Origins of the Star of David
The origins of the Star of David are unclear. We do know that the symbol hasn't always been associated exclusively with Judaism, but was used by Christians and Muslims at various points in history. Sometimes it was even associated with King Solomon instead of King David.
The Star of David is not mentioned in rabbinic literature until the middle ages. It was during the latter part of this era that Kabbalists (Jewish mystics) began to associate the symbol with deeper spiritual meaning. The Star of David was eventually cemented as a Jewish symbol when it became a favorite architectural decoration on Jewish buildings and then during World War II, when Hitler forced Jews to wear a yellow Star of David as a "badge of shame." (Jews were also forced to wear identifying badges during the Middle ages, by the way, though not always a Star of David.)
In the past seventy-five years Jews have reclaimed the symbol, beginning with Zionists who gave the star national significance during the founding of Israel. Today the flag of Israel is a white banner with two horizontal blue lines that have a blue Star of David in the center.
There are many ideas about the symbolic meaning of the Star of David. Some Kabbalists thought that the six points represented God's absolute rule over the universe in all six directions: north, south, east, west, up and down. They also believed that the triangles represented humanity’s dual nature – good and evil – and that the star could be used as protection against evil spirits.
The structure of the star, with two overlapping triangles, has also been thought to represent the relationship between God and the Jewish people. The star that points up symbolizes God and the star that points down represents us here on earth. Yet others have noticed that there are twelve sides on the triangle, perhaps representing the Twelve Tribes.

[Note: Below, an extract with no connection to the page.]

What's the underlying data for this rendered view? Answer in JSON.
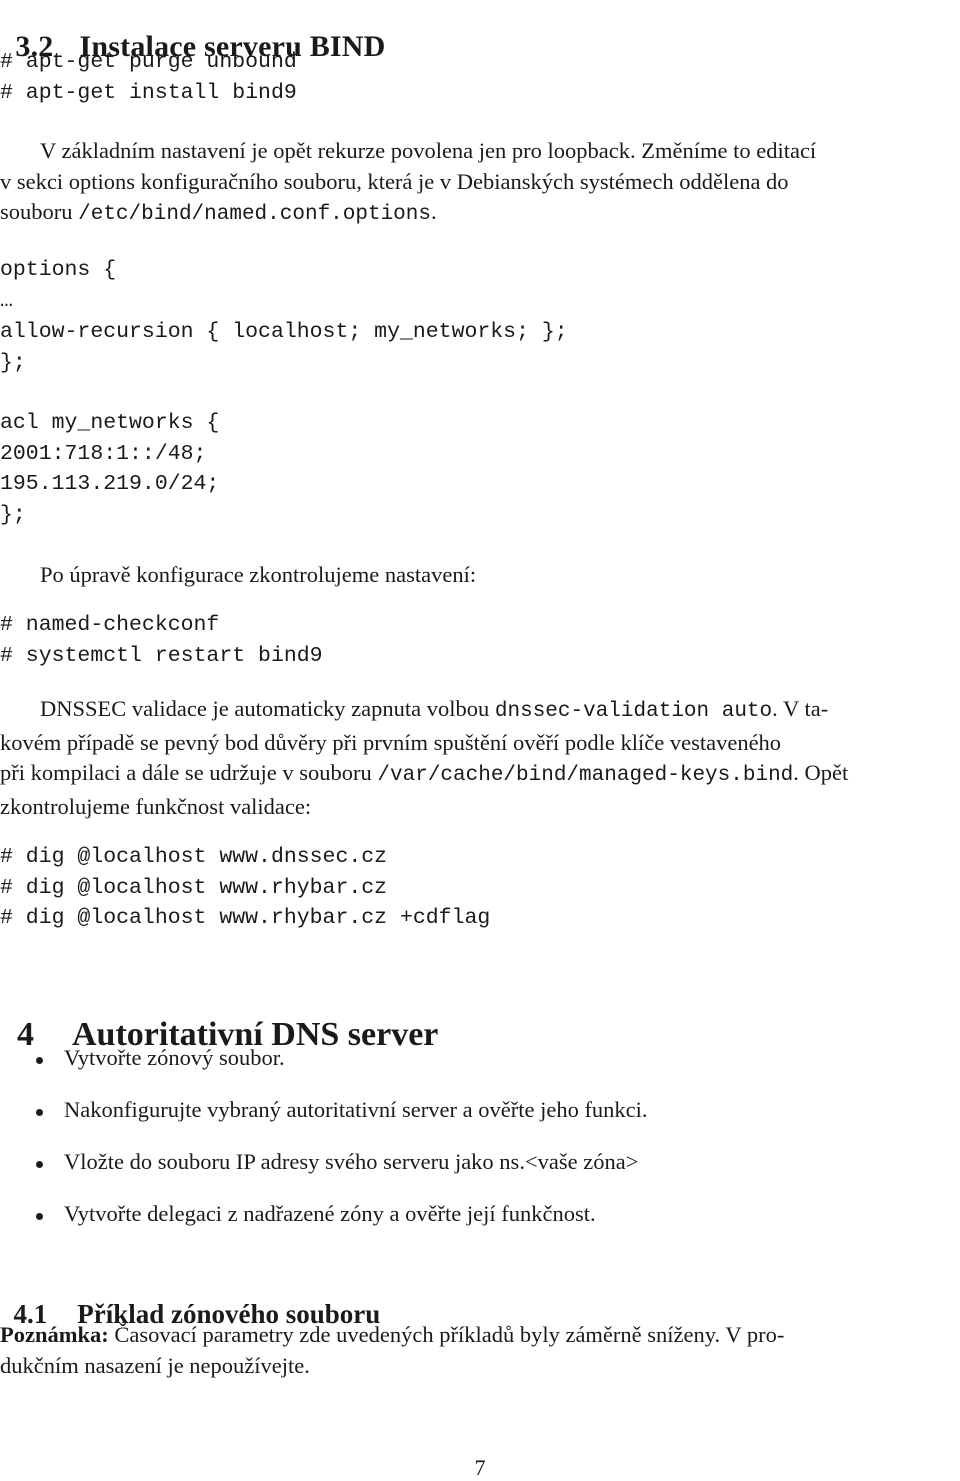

The symbol’s association with King David comes mostly from Jewish legend. For instance, there is a midrash which says that when David was a teen he fought the enemy King Nimrod. David's shield was composed of two interlocking triangles attached to the back of a round shield and at one point the battle became so intense that that the two triangles were fused together. David won the battle and the two triangles were henceforth known as the Shield of David. This story, of course, is just one of many!